Your task:
Your answer must be the full set of records, repeated exactly.
=== Available data ===
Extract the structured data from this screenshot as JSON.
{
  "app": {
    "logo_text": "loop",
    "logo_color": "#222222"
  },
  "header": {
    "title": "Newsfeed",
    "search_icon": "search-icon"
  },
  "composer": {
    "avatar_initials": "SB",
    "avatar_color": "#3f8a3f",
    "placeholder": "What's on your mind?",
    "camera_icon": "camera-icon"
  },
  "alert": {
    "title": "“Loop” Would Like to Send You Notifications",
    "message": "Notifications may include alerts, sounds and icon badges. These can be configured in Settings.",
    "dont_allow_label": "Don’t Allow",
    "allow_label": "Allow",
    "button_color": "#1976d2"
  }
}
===
Result for this task:
Extract the structured data from this screenshot as JSON.
{
  "app": {
    "logo_text": "loop",
    "logo_color": "#222222"
  },
  "header": {
    "title": "Newsfeed",
    "search_icon": "search-icon"
  },
  "composer": {
    "avatar_initials": "SB",
    "avatar_color": "#3f8a3f",
    "placeholder": "What's on your mind?",
    "camera_icon": "camera-icon"
  },
  "alert": {
    "title": "“Loop” Would Like to Send You Notifications",
    "message": "Notifications may include alerts, sounds and icon badges. These can be configured in Settings.",
    "dont_allow_label": "Don’t Allow",
    "allow_label": "Allow",
    "button_color": "#1976d2"
  }
}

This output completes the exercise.